Information shown:
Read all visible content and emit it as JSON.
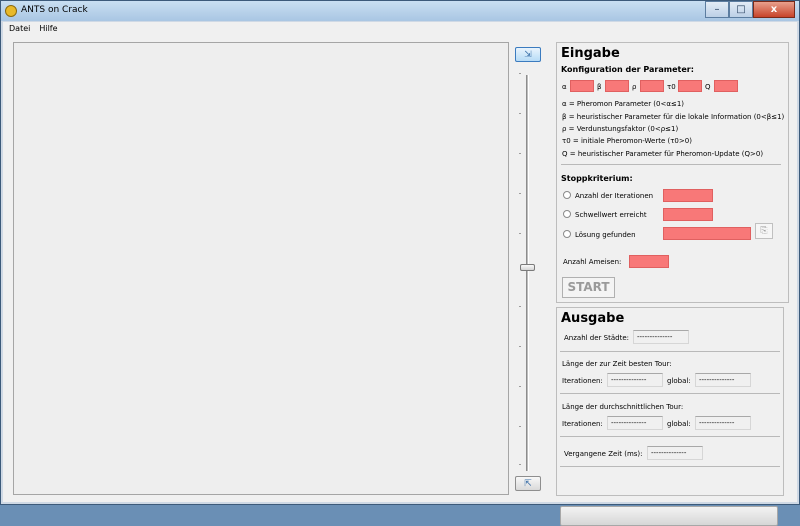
{
  "window": {
    "title": "ANTS on Crack",
    "minimize": "–",
    "maximize": "□",
    "close": "x"
  },
  "menu": [
    {
      "label": "Datei"
    },
    {
      "label": "Hilfe"
    }
  ],
  "eingabe": {
    "title": "Eingabe",
    "konfig_title": "Konfiguration der Parameter:",
    "params": [
      {
        "label": "α",
        "value": ""
      },
      {
        "label": "β",
        "value": ""
      },
      {
        "label": "ρ",
        "value": ""
      },
      {
        "label": "τ0",
        "value": ""
      },
      {
        "label": "Q",
        "value": ""
      }
    ],
    "descriptions": [
      "α = Pheromon Parameter (0<α≤1)",
      "β = heuristischer Parameter für die lokale Information (0<β≤1)",
      "ρ = Verdunstungsfaktor (0<ρ≤1)",
      "τ0 = initiale Pheromon-Werte (τ0>0)",
      "Q = heuristischer Parameter für Pheromon-Update (Q>0)"
    ],
    "stopp_title": "Stoppkriterium:",
    "stopp_options": [
      {
        "label": "Anzahl der Iterationen",
        "value": ""
      },
      {
        "label": "Schwellwert erreicht",
        "value": ""
      },
      {
        "label": "Lösung gefunden",
        "value": ""
      }
    ],
    "ameisen_label": "Anzahl Ameisen:",
    "ameisen_value": "",
    "start_label": "START"
  },
  "ausgabe": {
    "title": "Ausgabe",
    "staedte_label": "Anzahl der Städte:",
    "staedte_value": "--------------",
    "beste_title": "Länge der zur Zeit besten Tour:",
    "beste_iter_label": "Iterationen:",
    "beste_iter_value": "--------------",
    "beste_global_label": "global:",
    "beste_global_value": "--------------",
    "durch_title": "Länge der durchschnittlichen Tour:",
    "durch_iter_label": "Iterationen:",
    "durch_iter_value": "--------------",
    "durch_global_label": "global:",
    "durch_global_value": "--------------",
    "zeit_label": "Vergangene Zeit (ms):",
    "zeit_value": "--------------",
    "progress": 0
  },
  "colors": {
    "field_empty": "#f87878",
    "title_bar": "#a9c6e3"
  }
}
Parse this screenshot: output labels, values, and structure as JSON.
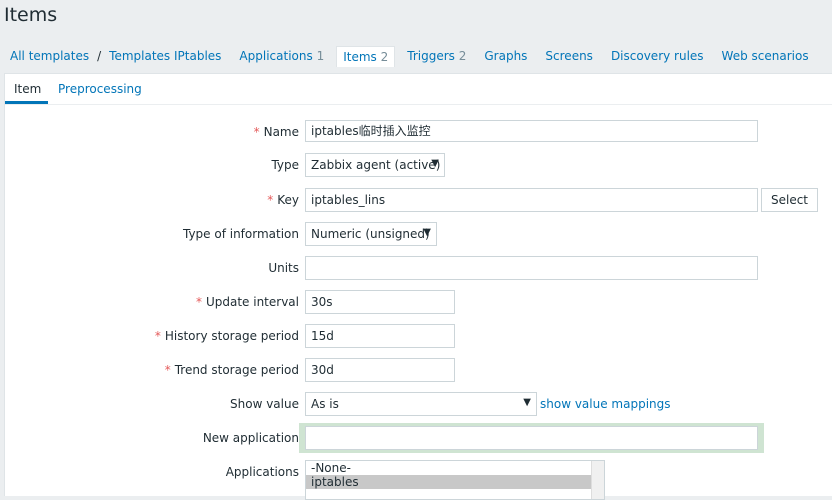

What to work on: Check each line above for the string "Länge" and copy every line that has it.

Reply:
    "beste_title": "Länge der zur Zeit besten Tour:",
    "durch_title": "Länge der durchschnittlichen Tour:",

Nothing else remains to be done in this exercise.